Over the last few years the subject of good governance has experienced a resurgence. The focus is now concentrated to the realm of the legislative compliance by the directors of publicly listed companies; their fiduciary duty to corporate shareholders and investors. In the Caribbean the resurgence of interest is evidenced by the recent adoption of corporate governance codes of conduct and recommendations for public companies in the islands of Barbados, Trinidad and Tobago and Jamaica from 2006 to 2015 according to the Caribbean Corporate Governance Institute.
A closer examination of good governance reveals that it is applicable to a variety of organisations not only public companies but also private companies and entities such as foundations and family offices. The utilization of good governance is particularly important in private organizations where the lack of good governance can have severe consequences and there are limited remedies available to members, shareholders and investors.
What are the benefits of good governance
A good governance programme increases the overall profit and performance of the organization and increases levels of transparency and accountability. Generally, in many private organisations there is natural governance usually having one charismatic leader: informal decision-making processes and a general lack of transparency, which is prone to risk. However the implementation of a formal governance structure not only offers a clear vision for the organisation but also reduces risk and encourages transparency in the decision-making process.
What is Good Governance
There are no limit of definitions for good governance but at its core good governance is the decision-making process which regulates the duties of the board of directors in relation to its shareholders and investors, ideally resulting in the overall increasing performance of the company and higher returns. In tailoring a successful governance programme, consideration should be given to the nature of the organisation, its size, vision for the organization and legal and regulatory requirements.
Four Elements of Good Governance
The essential elements to a good governance programme can be categorized under the headings of leadership, standards and controls, training and communication and risk assessment to ensure overall transparency.
- Leadership: The leaders of the organization should encompass trust, ethics and integrity which would reverberate throughout the organisation from the Board of Directors to the lower levels.
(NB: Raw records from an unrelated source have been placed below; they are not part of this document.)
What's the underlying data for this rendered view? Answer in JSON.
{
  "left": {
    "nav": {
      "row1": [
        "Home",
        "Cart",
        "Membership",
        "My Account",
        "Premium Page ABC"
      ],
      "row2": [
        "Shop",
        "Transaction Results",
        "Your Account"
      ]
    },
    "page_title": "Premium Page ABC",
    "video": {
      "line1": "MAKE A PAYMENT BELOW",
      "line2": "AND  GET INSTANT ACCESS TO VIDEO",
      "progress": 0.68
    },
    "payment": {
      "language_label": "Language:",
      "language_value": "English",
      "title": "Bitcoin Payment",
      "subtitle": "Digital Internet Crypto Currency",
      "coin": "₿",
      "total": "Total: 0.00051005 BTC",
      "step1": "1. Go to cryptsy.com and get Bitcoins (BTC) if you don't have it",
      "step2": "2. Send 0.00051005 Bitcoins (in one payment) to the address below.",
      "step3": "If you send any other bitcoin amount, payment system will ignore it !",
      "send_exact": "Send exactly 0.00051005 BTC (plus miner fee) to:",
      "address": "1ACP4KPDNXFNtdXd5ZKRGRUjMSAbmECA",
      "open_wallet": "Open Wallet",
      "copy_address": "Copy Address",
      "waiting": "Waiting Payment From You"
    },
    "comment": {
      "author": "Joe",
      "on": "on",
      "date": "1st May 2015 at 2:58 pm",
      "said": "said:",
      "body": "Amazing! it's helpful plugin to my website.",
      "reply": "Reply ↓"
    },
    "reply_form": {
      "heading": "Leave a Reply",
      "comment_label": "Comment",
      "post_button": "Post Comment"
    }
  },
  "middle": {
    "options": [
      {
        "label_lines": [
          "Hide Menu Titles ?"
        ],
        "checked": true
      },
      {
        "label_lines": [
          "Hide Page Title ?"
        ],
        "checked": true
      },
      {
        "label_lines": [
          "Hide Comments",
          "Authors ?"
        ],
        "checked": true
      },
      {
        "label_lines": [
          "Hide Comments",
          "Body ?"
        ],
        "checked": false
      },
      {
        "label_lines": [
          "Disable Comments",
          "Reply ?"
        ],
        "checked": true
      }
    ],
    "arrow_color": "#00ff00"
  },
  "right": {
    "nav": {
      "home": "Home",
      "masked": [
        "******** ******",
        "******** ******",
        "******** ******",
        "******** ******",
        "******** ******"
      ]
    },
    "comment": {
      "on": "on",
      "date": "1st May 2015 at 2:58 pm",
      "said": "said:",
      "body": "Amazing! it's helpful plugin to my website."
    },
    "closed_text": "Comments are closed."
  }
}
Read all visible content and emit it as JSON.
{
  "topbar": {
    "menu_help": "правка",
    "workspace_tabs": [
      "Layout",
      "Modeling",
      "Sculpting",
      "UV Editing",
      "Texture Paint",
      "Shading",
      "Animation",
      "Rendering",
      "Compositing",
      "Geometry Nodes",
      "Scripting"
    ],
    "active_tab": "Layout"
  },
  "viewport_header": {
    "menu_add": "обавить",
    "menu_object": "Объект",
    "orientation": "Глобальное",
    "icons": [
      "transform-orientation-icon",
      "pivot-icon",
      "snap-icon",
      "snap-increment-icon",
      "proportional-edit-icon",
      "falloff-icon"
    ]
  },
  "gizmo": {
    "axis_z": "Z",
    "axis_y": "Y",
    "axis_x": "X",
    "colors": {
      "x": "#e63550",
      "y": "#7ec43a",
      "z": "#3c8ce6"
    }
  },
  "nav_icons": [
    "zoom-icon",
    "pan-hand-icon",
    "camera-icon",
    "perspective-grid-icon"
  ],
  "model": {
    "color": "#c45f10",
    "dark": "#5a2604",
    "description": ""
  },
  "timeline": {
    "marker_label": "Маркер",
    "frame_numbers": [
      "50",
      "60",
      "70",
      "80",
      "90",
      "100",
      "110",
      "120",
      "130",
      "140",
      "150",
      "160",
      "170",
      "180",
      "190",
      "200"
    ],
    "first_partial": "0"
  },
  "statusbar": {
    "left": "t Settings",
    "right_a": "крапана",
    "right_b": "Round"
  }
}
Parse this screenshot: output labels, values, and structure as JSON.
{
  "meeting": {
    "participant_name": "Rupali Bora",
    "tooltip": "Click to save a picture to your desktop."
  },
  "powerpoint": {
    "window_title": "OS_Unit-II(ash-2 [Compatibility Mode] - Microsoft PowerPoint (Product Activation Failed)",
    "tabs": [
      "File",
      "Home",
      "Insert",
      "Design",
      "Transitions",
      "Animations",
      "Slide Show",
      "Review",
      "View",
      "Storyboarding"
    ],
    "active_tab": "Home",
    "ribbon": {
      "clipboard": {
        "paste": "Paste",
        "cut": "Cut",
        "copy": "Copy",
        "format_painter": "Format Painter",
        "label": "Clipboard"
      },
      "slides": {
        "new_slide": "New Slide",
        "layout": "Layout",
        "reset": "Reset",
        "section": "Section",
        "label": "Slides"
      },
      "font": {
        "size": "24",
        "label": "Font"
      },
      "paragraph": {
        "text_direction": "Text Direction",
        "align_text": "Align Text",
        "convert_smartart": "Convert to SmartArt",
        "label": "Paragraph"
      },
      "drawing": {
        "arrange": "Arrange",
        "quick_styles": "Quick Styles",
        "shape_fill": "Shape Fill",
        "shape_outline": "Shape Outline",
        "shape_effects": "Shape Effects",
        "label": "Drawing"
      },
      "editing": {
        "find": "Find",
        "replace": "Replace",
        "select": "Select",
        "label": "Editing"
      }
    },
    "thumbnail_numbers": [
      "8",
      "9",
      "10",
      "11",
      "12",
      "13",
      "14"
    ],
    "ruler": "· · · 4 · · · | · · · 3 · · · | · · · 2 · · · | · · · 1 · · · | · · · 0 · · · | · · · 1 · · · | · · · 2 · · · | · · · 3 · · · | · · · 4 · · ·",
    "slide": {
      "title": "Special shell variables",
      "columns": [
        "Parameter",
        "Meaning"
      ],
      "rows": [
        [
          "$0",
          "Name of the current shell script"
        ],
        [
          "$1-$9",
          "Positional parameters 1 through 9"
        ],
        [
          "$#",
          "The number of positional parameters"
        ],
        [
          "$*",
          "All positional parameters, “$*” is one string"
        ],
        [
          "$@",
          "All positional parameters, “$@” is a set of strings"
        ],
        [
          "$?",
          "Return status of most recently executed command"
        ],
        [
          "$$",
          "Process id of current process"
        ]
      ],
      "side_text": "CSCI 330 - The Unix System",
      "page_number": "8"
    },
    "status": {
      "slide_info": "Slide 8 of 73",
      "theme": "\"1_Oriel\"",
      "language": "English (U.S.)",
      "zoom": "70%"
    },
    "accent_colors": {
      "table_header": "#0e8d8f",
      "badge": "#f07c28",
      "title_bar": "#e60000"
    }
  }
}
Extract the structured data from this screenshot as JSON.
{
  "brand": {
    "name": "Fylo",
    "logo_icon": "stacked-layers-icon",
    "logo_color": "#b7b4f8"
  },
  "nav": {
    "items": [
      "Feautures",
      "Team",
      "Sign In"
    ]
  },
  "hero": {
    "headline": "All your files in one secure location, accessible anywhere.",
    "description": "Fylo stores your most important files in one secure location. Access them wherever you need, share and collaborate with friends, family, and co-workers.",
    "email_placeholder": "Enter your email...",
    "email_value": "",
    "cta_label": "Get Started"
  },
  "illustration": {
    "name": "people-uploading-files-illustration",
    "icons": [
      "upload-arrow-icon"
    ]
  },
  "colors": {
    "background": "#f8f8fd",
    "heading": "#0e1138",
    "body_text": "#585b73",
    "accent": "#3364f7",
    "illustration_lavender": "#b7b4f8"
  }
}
The establishment of a chain of command, the proper definition of roles and the delegation of authority, encourages a culture of transparency in the organisation.
- Standards and Controls: A system of accountability and control is necessary for each member to understand their role and the expectation of the organization of them. It encompasses continual audits and assessments and a process for conflict resolution so that no one individual should have unfettered decision-making as exemplified in the standard set out in the code of conduct.
- Training and Communication: All organizations should be aware of any gaps in their knowledge base which is important for the proper running of the organization. In addition communication throughout the organization to its members ensures that everyone shares the same vision and goals.
- Risk Analysis and Assessment: According to the G20/OECD Principles of Corporate Governance Report 2015 risk assessment is essential for effective governance. The identification of risk both present and in the future and how best they can be addressed should they arise should be on the agenda of all organisations.
Many private organisations such as foundations and family offices can benefit from the application of good governance practices to increase their overall performance especially where the environment in which it operates becomes more complex.
A review of two elements such as leadership and risk analysis illustrates this point for family offices and foundation. For example, the leadership of the organisation may wish to create a mission statement, which focuses on social impact investing and corporate responsibility. In addition the risk analysis and management process may wish to focus on cyber security and breaches in confidentiality. In both instances it is necessary for the organisation to determine its risk tolerance and the types of endeavours in which it engages.
Good governance practices is integral to the success of any organisation and the above review definitely illustrates that there is more to it than meets the eye and therefore it would be in the interest of every organisations to implement some level of formal governance to ensure its longevity and success.